» **DATA IN THIS EXERCISE**:
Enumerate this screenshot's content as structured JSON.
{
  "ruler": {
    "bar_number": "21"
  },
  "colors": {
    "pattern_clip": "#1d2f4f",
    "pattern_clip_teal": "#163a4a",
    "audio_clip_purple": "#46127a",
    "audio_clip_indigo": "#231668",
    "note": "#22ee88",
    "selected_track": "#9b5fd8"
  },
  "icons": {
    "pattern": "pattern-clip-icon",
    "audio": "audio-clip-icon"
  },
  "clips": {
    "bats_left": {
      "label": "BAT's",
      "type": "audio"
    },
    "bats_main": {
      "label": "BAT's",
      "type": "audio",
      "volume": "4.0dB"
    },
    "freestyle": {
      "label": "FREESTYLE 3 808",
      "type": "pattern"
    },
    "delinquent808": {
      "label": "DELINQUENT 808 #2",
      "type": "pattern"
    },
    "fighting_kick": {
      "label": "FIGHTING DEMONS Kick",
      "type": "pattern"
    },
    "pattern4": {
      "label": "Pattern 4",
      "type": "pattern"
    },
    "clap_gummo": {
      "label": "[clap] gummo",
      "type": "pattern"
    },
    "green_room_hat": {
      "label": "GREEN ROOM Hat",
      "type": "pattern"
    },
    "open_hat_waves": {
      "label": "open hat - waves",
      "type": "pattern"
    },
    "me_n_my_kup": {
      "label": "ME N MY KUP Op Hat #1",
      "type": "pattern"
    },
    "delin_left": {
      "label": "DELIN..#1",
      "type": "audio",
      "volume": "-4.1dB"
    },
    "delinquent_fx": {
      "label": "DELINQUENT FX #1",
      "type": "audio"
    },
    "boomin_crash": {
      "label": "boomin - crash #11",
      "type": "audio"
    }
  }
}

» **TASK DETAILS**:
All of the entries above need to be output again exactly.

» **RESULT**:
Enumerate this screenshot's content as structured JSON.
{
  "ruler": {
    "bar_number": "21"
  },
  "colors": {
    "pattern_clip": "#1d2f4f",
    "pattern_clip_teal": "#163a4a",
    "audio_clip_purple": "#46127a",
    "audio_clip_indigo": "#231668",
    "note": "#22ee88",
    "selected_track": "#9b5fd8"
  },
  "icons": {
    "pattern": "pattern-clip-icon",
    "audio": "audio-clip-icon"
  },
  "clips": {
    "bats_left": {
      "label": "BAT's",
      "type": "audio"
    },
    "bats_main": {
      "label": "BAT's",
      "type": "audio",
      "volume": "4.0dB"
    },
    "freestyle": {
      "label": "FREESTYLE 3 808",
      "type": "pattern"
    },
    "delinquent808": {
      "label": "DELINQUENT 808 #2",
      "type": "pattern"
    },
    "fighting_kick": {
      "label": "FIGHTING DEMONS Kick",
      "type": "pattern"
    },
    "pattern4": {
      "label": "Pattern 4",
      "type": "pattern"
    },
    "clap_gummo": {
      "label": "[clap] gummo",
      "type": "pattern"
    },
    "green_room_hat": {
      "label": "GREEN ROOM Hat",
      "type": "pattern"
    },
    "open_hat_waves": {
      "label": "open hat - waves",
      "type": "pattern"
    },
    "me_n_my_kup": {
      "label": "ME N MY KUP Op Hat #1",
      "type": "pattern"
    },
    "delin_left": {
      "label": "DELIN..#1",
      "type": "audio",
      "volume": "-4.1dB"
    },
    "delinquent_fx": {
      "label": "DELINQUENT FX #1",
      "type": "audio"
    },
    "boomin_crash": {
      "label": "boomin - crash #11",
      "type": "audio"
    }
  }
}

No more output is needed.